§ **Exercise goal**
Go through the listing and count the lines with "meta" in them; write only the number.

§ **Records for the task**
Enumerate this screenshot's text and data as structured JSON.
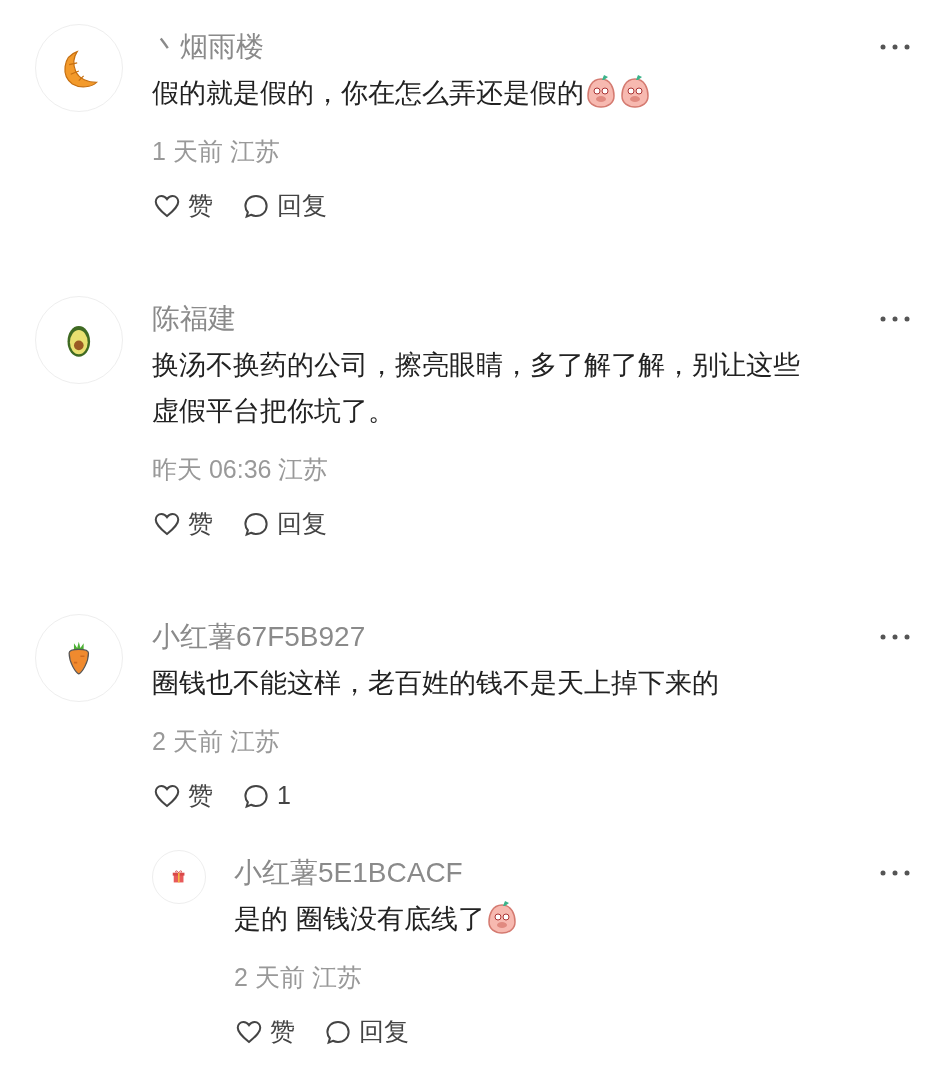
{
  "comments": [
    {
      "avatar": {
        "kind": "croissant"
      },
      "name": "丶烟雨楼",
      "content": [
        {
          "kind": "text",
          "text": "假的就是假的，你在怎么弄还是假的"
        },
        {
          "kind": "emoji"
        },
        {
          "kind": "emoji"
        }
      ],
      "meta": "1 天前 江苏",
      "like_label": "赞",
      "reply_label": "回复"
    },
    {
      "avatar": {
        "kind": "avocado"
      },
      "name": "陈福建",
      "content": [
        {
          "kind": "text",
          "text": "换汤不换药的公司，擦亮眼睛，多了解了解，别让这些虚假平台把你坑了。"
        }
      ],
      "meta": "昨天 06:36 江苏",
      "like_label": "赞",
      "reply_label": "回复"
    },
    {
      "avatar": {
        "kind": "carrot"
      },
      "name": "小红薯67F5B927",
      "content": [
        {
          "kind": "text",
          "text": "圈钱也不能这样，老百姓的钱不是天上掉下来的"
        }
      ],
      "meta": "2 天前 江苏",
      "like_label": "赞",
      "reply_label": "1",
      "replies": [
        {
          "avatar": {
            "kind": "gift"
          },
          "name": "小红薯5E1BCACF",
          "content": [
            {
              "kind": "text",
              "text": "是的 圈钱没有底线了"
            },
            {
              "kind": "emoji"
            }
          ],
          "meta": "2 天前 江苏",
          "like_label": "赞",
          "reply_label": "回复"
        }
      ]
    }
  ]
}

§ **Response to the task**
4